A comprehensive guide to the law’s benefits for Pennsylvanians, which applies residents of all states, also is posted on the Senator’s site. It notes, for example, that the new law, according to the non-partisan Congressional Budget Office, will provide coverage for 32 million uninsured people while reducing the federal deficit by $143 billion over the next decade. And it notes that the law empowers the U.S. Department of Health and Human Services and state insurance commissioners to review new plans that announce egregious premium increases.
These are just some of the benefits that Republicans seek to deny Americans, while, at the same time, increasing the national deficit.
Kevin: As I reported earlier they say Health Care doesn't matter. Take a moment and watch this video and tell me different.
The story of Travis Turner, the son of a Steelworker brother, will touch your heart. And remind you why the Affordable Care Act is hope delivered.
When Travis Turner was 9 months old he was diagnosed with a rare form of liver cancer and almost died. His father, Craig, is a member of USW Local 7248 in Ohio, and the family had good, union-negotiated health care through work.
But just three months later, while fighting for his life in the intensive care unit, Travis was kicked off his father's plan because the cost of the baby's care had reached the $1 million cap set by the insurance company. Now, at age 7, Travis is a happy, healthy first-grader. And thanks to the Affordable Health Act championed by President Obama, he's back on his family's insurance.
Watch Travis' inspirational story then help spread the word.
Vacation Issue Resolved
There has always been an issue with respect to eligibility for the $250/week Vacation Bonus as called for in the contract when one retires. Note actual Basic Labor Agreement language below:
A vacation bonus of $250 per week will be paid to Employees for each week of vacation taken from work in the ten (10) consecutive calendar week period beginning with the first full week following the calendar week containing New Year's Day.

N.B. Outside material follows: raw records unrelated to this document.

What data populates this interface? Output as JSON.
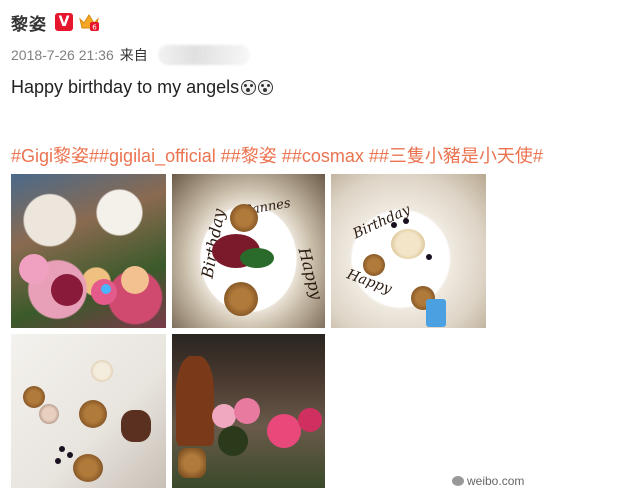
{
  "post": {
    "username": "黎姿",
    "verified_icon": "verified-v-icon",
    "vip_icon": "vip-crown-icon",
    "timestamp": "2018-7-26 21:36",
    "source_prefix": "来自",
    "text": "Happy birthday to my angels",
    "emojis": [
      "surprised-face-icon",
      "surprised-face-icon"
    ],
    "hashtags": [
      "#Gigi黎姿#",
      "#gigilai_official #",
      "#黎姿 #",
      "#cosmax #",
      "#三隻小豬是小天使#"
    ]
  },
  "photos": [
    {
      "name": "photo-flowers-table"
    },
    {
      "name": "photo-birthday-plate-cookies"
    },
    {
      "name": "photo-birthday-plate-dessert"
    },
    {
      "name": "photo-dessert-platter"
    },
    {
      "name": "photo-flower-arrangement-dog"
    }
  ],
  "watermark": "weibo.com",
  "colors": {
    "hashtag": "#eb7350",
    "verified": "#e6162d",
    "vip": "#f5a623"
  }
}
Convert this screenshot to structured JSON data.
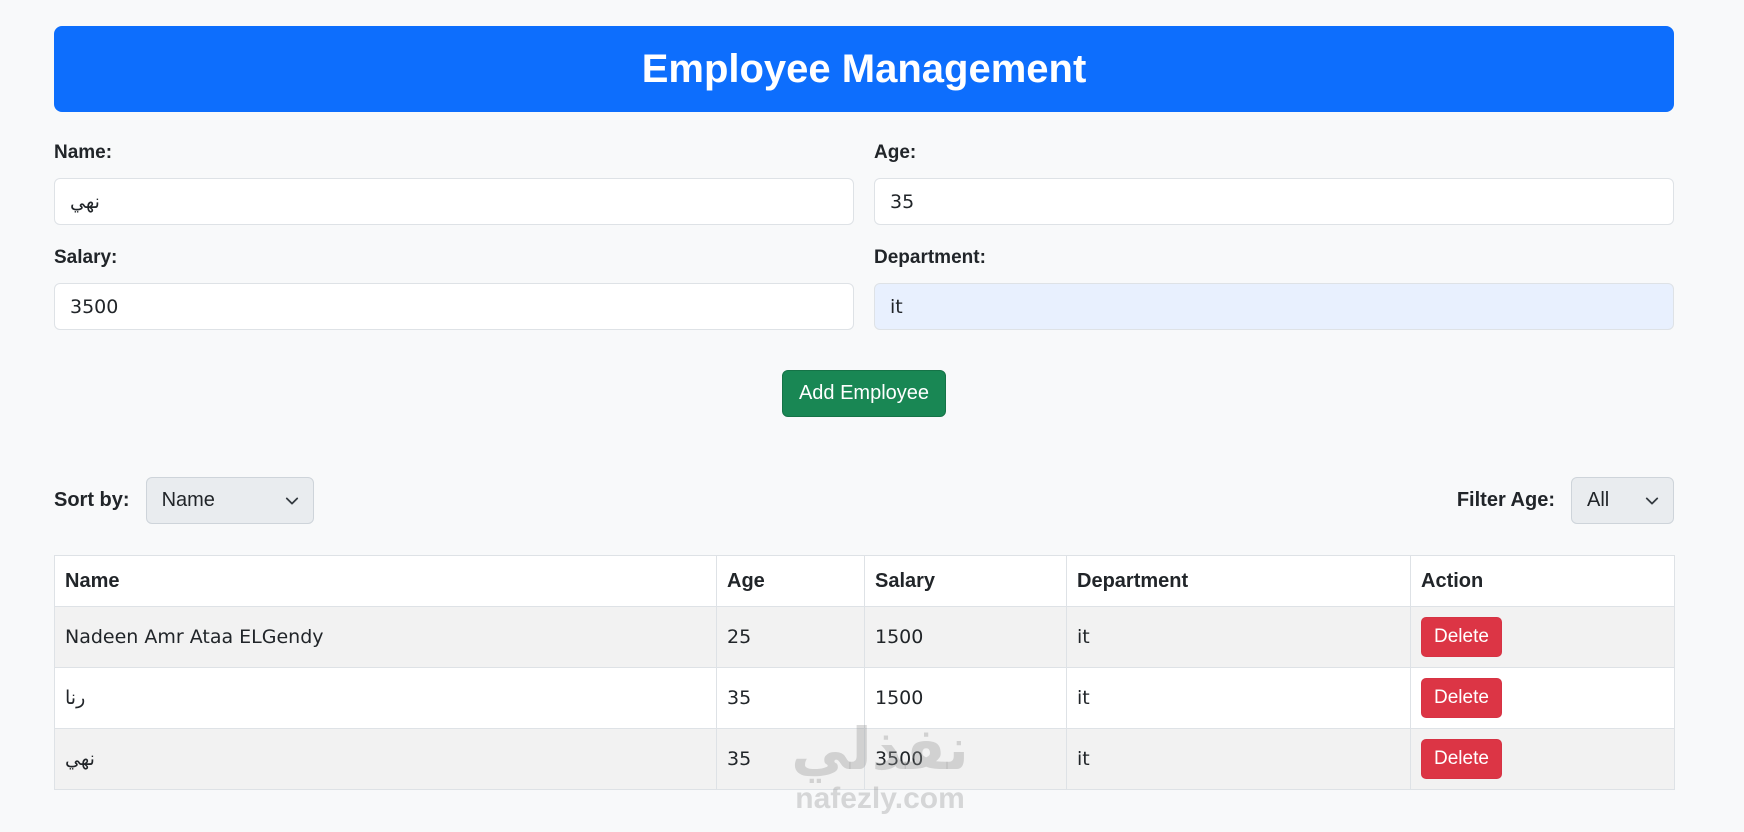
{
  "header": {
    "title": "Employee Management"
  },
  "form": {
    "name": {
      "label": "Name:",
      "value": "نهي"
    },
    "age": {
      "label": "Age:",
      "value": "35"
    },
    "salary": {
      "label": "Salary:",
      "value": "3500"
    },
    "department": {
      "label": "Department:",
      "value": "it"
    },
    "add_button": "Add Employee"
  },
  "controls": {
    "sort_label": "Sort by:",
    "sort_value": "Name",
    "filter_label": "Filter Age:",
    "filter_value": "All"
  },
  "table": {
    "columns": [
      "Name",
      "Age",
      "Salary",
      "Department",
      "Action"
    ],
    "rows": [
      {
        "name": "Nadeen Amr Ataa ELGendy",
        "age": "25",
        "salary": "1500",
        "department": "it",
        "action": "Delete"
      },
      {
        "name": "رنا",
        "age": "35",
        "salary": "1500",
        "department": "it",
        "action": "Delete"
      },
      {
        "name": "نهي",
        "age": "35",
        "salary": "3500",
        "department": "it",
        "action": "Delete"
      }
    ]
  },
  "watermark": {
    "arabic": "نفذلي",
    "latin": "nafezly.com"
  },
  "colors": {
    "primary": "#0d6efd",
    "success": "#198754",
    "danger": "#dc3545"
  }
}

At question was whether a member had to return to work, say following a five week period of vacation, prior to retiring in order to be eligible for the weekly bonus. Early on there was some confusion between the Parties, with the Company sighting the operable phrase in the above language, “vacation taken from work” to mean that if you did not have a clock ring-in with a few hours or so on your card, after vacation and prior to commencing retirement, you would be ineligible for the bonus payment. So we advised members to return to work for a few hours following vacation.
Well, that matter has now been clarified by IR and Payroll... A member does not have to have “time worked on his/her card” (ring-in/ring-out) for some length of time, but rather the retirement date has to simply be AFTER the vacation period. As long as the pension effective date is subsequent to the end of the vacation period, members will be eligible for vacation bonus for each week of vacation taken with no need to return to the plant.
USW Local 2227
1301 Philip Murray Road West Miflin, Pennsylvania